**Records to process:**
=== Begin Enclosure ===
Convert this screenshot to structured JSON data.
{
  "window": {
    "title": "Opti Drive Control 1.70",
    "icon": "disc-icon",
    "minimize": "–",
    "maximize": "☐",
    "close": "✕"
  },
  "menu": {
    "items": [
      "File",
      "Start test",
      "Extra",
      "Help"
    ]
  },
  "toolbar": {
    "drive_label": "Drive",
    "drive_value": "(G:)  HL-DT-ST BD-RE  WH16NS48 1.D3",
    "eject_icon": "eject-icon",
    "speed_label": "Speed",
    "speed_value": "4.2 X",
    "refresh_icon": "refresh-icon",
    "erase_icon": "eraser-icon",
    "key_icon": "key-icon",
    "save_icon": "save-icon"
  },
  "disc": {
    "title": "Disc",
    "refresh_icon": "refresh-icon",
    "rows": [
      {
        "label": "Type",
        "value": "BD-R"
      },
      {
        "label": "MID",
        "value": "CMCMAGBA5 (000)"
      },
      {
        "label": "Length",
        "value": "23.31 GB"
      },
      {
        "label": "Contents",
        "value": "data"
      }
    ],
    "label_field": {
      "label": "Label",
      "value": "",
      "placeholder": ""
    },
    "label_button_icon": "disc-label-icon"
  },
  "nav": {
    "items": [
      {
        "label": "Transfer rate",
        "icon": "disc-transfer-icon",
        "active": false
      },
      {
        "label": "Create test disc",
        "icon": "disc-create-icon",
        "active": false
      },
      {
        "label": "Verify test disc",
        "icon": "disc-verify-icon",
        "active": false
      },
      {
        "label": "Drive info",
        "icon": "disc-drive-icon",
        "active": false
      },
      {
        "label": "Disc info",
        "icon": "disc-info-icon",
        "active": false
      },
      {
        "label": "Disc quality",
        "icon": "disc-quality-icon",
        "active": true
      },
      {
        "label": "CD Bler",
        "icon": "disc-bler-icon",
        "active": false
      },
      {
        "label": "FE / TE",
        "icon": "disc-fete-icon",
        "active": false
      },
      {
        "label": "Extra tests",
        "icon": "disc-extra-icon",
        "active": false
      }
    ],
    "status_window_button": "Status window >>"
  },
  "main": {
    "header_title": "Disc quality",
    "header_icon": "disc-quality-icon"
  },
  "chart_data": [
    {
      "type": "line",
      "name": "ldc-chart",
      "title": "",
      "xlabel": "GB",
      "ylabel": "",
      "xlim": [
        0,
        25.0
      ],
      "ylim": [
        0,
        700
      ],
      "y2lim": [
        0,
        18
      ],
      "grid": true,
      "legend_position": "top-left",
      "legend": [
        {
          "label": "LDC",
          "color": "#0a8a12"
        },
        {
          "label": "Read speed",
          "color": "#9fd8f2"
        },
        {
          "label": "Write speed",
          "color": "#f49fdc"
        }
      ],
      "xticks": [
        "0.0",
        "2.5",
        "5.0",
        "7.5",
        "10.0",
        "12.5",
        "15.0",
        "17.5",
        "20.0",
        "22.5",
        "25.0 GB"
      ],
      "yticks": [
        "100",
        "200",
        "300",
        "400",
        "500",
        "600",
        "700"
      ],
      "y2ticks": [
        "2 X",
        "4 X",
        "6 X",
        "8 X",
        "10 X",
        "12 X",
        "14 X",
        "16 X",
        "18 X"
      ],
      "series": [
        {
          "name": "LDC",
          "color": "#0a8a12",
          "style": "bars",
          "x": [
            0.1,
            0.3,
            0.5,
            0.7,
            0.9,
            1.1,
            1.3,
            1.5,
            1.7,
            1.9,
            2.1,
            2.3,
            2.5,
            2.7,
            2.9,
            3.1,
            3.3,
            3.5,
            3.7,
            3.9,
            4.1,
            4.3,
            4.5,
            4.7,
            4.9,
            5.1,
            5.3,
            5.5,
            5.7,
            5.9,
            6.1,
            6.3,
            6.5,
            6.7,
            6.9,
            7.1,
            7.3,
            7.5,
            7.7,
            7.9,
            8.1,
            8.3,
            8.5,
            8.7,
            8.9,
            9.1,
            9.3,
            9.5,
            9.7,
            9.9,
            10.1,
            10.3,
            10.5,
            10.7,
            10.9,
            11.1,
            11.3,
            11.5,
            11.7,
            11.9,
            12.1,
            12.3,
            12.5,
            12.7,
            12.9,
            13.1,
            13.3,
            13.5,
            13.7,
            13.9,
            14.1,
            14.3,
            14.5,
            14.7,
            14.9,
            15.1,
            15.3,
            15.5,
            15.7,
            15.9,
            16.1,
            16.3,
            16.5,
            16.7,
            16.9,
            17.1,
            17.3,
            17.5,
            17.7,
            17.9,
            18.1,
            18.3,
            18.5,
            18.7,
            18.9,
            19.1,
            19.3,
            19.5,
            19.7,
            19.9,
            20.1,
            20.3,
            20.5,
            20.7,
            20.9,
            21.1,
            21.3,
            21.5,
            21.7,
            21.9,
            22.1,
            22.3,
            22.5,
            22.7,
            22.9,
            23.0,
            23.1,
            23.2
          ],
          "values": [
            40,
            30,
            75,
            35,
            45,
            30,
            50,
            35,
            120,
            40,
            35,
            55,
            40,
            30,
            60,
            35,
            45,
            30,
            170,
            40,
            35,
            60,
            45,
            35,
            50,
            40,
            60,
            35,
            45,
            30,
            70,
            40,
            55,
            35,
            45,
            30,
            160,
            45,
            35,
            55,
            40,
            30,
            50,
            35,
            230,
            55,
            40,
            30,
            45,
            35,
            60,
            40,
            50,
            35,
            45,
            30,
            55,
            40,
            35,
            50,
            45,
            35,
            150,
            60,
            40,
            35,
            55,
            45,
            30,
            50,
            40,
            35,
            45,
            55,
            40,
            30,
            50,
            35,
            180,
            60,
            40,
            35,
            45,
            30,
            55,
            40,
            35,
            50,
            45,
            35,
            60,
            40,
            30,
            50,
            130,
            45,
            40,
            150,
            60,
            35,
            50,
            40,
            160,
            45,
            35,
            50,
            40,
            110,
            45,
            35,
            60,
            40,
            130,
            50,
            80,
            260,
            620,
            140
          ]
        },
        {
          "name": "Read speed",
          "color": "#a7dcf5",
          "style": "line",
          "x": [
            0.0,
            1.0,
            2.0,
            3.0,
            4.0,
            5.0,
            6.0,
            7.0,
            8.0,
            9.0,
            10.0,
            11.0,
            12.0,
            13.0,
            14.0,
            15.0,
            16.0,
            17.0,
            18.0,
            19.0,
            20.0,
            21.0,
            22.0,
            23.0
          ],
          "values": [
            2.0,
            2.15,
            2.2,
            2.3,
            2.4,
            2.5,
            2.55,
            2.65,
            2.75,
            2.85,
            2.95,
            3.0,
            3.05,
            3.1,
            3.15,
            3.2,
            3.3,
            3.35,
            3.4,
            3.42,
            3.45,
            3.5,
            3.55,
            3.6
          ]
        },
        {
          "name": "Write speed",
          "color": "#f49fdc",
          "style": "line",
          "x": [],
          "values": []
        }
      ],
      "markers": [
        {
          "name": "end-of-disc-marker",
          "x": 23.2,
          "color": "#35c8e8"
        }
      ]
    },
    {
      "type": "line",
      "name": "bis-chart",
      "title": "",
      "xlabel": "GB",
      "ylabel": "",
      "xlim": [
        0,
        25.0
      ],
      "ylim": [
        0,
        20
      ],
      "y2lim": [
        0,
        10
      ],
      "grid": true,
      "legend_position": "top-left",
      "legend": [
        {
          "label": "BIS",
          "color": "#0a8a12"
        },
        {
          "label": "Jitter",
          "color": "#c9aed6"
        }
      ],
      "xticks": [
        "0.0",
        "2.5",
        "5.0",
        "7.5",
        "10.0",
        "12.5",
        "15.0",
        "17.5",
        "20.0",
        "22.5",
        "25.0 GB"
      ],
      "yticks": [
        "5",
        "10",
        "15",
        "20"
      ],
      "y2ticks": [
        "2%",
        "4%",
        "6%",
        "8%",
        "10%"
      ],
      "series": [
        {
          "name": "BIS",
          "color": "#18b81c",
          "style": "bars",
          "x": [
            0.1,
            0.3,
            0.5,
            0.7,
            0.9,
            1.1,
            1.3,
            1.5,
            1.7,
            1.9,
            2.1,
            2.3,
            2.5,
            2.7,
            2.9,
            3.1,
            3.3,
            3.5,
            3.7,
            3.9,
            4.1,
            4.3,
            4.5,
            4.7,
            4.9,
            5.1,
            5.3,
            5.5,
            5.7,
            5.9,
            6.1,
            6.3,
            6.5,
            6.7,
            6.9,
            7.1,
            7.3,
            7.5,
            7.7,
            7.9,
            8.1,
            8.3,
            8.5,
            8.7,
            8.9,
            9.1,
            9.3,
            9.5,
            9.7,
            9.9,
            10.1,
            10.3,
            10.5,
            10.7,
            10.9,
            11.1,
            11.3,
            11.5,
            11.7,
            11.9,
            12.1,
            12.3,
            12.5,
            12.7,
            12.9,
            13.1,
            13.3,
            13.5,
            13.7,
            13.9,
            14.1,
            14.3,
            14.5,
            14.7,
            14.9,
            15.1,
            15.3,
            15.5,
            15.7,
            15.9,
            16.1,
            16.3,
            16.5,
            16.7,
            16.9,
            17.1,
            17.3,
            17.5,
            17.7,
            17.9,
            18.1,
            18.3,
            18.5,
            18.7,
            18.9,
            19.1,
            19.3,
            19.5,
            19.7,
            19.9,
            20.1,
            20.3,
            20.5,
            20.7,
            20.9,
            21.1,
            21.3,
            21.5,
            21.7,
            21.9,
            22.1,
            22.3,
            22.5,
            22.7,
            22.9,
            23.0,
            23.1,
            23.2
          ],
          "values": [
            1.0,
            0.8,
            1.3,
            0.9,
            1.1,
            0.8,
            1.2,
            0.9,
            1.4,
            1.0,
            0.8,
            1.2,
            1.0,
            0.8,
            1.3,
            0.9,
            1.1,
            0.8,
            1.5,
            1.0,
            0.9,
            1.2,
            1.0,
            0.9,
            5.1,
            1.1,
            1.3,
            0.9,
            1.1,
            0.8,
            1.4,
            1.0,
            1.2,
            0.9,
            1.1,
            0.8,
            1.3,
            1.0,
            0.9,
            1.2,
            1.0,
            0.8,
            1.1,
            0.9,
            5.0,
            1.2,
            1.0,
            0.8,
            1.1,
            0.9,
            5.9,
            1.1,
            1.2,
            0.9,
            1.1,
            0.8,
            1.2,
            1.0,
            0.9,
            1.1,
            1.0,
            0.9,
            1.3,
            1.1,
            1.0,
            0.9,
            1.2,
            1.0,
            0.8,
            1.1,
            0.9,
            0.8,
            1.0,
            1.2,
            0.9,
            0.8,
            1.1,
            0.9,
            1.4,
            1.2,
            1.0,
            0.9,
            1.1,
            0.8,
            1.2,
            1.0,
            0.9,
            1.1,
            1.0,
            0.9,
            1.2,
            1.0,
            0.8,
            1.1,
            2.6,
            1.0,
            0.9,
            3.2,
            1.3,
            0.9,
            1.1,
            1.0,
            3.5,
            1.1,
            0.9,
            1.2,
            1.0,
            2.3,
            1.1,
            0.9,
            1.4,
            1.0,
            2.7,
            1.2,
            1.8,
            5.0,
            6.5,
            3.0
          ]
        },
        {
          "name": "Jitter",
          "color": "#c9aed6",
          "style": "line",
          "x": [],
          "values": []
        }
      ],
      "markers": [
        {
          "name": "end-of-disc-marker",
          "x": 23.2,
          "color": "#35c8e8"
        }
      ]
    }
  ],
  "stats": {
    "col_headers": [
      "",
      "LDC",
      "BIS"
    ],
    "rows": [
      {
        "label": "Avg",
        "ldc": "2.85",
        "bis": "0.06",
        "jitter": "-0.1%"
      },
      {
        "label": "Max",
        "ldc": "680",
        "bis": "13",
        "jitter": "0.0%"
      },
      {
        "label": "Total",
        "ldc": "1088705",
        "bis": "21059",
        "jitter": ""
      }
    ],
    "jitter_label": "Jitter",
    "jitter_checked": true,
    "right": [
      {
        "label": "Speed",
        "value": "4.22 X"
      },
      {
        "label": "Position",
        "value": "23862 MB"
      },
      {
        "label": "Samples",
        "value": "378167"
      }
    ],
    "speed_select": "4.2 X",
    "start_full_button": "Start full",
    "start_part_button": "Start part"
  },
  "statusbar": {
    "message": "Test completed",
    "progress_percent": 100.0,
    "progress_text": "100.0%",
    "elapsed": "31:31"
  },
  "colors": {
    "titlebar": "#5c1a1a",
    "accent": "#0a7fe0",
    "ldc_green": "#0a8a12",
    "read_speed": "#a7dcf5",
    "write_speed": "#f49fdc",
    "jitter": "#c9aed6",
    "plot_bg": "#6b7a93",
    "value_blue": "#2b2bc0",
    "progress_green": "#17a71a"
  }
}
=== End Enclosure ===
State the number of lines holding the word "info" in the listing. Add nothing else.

**Response:** 3